Jackie Wilson Asheeke

I drove through Washington, DC two days before the inauguration of President Joe Biden. I had flashbacks to a drive through DC when I was in pre-school, two days after Dr Martin Luther King’s assassination. The soldiers, tanks, sirens, and flashing lights were everywhere then and now. I shuddered at seeing weapons in plain sight. The scrutinizing eyes of armed white men made my blood run cold as a child and now as an adult.

I know intellectually that the massive show of force was needed to keep the extremist right-wing lunatic fringe from easily acting out their wet dreams about killing, blowing things up and destruction. ‘He Who Shall Not Be Named’ but is thankfully now the former US president, released an evil that has always lurked in the hearts of certain people. Can Good President Joe stuff that evil back into its hole?

While in DC, we took my brother back to his hotel after my mother’s funeral mass. We had to cross the bridges over the Potomac to get to Crystal City, Virginia to the Marriot. The main bridges had already been closed by that time. We had to take the tunnel under the Potomac as that was the only way across. Even that would be closed the next morning. Aside from the major traffic jams caused by Washington’s military lockdown, I felt both comforted by the military presence and profoundly sad that they had to be there.

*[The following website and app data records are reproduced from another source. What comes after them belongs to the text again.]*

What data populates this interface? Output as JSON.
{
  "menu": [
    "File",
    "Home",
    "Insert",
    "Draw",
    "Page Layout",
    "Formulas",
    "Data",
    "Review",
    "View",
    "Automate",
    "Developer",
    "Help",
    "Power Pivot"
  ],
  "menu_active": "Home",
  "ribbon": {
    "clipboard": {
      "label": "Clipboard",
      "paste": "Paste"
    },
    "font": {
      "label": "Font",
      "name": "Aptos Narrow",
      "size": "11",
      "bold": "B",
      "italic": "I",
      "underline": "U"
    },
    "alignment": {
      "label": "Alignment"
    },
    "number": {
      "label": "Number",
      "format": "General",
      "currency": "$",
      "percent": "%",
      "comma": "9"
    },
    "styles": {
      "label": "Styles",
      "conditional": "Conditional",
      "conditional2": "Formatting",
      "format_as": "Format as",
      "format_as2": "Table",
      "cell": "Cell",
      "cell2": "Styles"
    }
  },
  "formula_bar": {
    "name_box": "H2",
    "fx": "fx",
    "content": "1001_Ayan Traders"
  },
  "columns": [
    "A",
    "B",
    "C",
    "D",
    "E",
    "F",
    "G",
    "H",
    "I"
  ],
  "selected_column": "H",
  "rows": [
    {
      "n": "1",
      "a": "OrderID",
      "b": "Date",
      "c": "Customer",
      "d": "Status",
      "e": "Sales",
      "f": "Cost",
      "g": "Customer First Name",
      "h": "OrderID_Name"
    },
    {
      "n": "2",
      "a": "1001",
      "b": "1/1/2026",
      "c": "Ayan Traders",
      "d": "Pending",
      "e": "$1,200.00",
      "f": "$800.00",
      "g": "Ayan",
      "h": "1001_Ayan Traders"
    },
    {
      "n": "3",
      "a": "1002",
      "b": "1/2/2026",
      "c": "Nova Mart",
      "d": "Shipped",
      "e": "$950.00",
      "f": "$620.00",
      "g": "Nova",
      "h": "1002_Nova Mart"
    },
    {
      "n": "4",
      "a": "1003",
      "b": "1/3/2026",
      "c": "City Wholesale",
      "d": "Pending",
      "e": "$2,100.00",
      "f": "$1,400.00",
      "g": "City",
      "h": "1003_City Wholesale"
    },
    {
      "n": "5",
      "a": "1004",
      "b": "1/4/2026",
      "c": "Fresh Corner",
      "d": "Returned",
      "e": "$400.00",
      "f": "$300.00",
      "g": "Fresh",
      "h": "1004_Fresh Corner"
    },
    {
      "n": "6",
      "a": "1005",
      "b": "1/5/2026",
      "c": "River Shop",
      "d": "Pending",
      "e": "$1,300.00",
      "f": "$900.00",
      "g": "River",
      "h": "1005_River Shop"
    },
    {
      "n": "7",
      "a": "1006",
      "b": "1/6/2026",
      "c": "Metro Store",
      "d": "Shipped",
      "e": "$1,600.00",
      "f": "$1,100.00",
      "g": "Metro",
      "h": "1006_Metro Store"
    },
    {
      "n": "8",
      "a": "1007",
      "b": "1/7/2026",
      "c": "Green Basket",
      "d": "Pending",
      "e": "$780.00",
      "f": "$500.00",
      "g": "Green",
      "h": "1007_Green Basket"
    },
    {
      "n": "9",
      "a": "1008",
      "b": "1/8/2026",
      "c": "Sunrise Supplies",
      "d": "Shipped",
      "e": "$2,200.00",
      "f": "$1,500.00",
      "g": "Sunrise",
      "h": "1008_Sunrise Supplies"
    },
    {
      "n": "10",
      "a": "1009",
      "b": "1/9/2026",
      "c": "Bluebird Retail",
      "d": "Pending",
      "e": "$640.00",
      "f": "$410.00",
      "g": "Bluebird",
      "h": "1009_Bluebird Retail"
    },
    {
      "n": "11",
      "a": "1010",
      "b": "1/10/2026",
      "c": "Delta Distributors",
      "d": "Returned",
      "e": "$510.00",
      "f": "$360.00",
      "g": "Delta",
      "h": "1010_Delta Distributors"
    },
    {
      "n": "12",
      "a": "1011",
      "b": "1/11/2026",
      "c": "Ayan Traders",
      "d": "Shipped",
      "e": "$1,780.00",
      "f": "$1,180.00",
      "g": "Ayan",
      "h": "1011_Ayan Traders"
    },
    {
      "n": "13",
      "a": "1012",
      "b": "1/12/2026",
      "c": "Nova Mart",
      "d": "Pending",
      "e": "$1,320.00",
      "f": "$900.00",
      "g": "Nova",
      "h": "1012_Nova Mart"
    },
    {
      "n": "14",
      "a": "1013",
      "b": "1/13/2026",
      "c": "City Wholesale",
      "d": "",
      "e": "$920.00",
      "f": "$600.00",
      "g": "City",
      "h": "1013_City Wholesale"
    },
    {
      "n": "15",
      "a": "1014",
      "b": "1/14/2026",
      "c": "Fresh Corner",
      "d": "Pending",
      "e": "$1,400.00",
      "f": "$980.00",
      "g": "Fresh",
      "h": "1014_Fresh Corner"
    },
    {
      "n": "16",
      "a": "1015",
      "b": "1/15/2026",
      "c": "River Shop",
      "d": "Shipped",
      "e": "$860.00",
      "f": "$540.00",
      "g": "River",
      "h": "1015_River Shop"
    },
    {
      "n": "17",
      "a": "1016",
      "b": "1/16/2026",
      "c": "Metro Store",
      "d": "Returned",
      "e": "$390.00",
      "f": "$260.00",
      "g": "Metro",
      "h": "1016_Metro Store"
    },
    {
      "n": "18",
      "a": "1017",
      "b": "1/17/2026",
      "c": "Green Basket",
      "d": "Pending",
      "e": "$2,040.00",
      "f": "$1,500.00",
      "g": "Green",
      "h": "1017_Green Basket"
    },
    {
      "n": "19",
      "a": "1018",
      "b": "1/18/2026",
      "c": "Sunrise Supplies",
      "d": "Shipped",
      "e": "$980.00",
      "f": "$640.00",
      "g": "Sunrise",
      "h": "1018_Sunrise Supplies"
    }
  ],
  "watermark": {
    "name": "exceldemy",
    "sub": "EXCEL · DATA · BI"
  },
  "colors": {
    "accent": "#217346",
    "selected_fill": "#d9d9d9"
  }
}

Driving through various DC neighbourhoods, I saw men in military fatigues on patrol. It was just like in 1968 when I saw men with guns marching up our street towards the Old Soldier’s Home, a military complex near our house back then. I remember that I thought the marching men were exciting; Mom was horrified.

I was far too young to understand what was happening in the riots after the King assassination. I ‘get it’ now. And yet, I still feel equally conflicted on some levels. Is the only way to fight violence to be violent? Perhaps my exposure to pacifist Quakerism in undergraduate school has infected me. To fight fire with fire leaves everything burned down. But, to let armed lunatics run amok will destroy everything. “The only thing necessary for the triumph of evil is for good men to do nothing,” – Edmund Burke.

This is why I am still conflicted looking at nearly the same scenes of military occupation in Washington, DC over 50 years later.

There were a couple of brothas’ who came strapped to mom’s funeral – feel me on this point. I support their precaution. It was too volatile to be out on the streets of Washington with no self-protection. Anything could have jumped off. As a child, I recall seeing my neighbors loading their weapons to protect their homes back in 1968. Armed white men marching through a black neighborhood is never a calming thing. Ask the Black people who survived Tulsa, Oklahoma in 1921 and other places.

No one who forcefully disagrees with ‘He Who Shall Not Be Named’ is safe from violence or the threat of violence yet. I believe that America will find a way to make a change.

Joe Biden may emerge as a figure in history like Abraham Lincoln or FDR. They were presidents who took the reins of power during trying times that threatened to destroy the country. The USA will prevail over the current bad times (even with COVID killing 400,000 people); but Biden must shape what kind of USA will emerge.

I loved Biden’s inaugural statement that people must be able to disagree and not want to tear each other apart for it.

Good President Joe’s inaugural message was not just for the 74 million who did not vote for him or the 80 million who did and the 60 million who didn’t vote. It was also for the fringe left-wing also wants their voice to be the only one. They will ‘cancel’ anyone thinking otherwise. Biden needs to try hard to challenge that thinking too.

When people consciously choose to not listen to any voice other than their own, it is a bad thing; it doesn’t matter whether they are on the left or right.

None of this means that black men when confronted by the police are necessarily safer in the USA than before. But it does mean that the value of a black life (or trepidation about the response after taking a black life) has risen in America. Can Biden raise a black man’s life to the country’s value level of a rich white woman’s? Probably not, but it is comforting to know that a good man will be sincerely trying.

‘He who shall not be named’ opened Pandora’s Box. Good President Biden must now close it. Can he?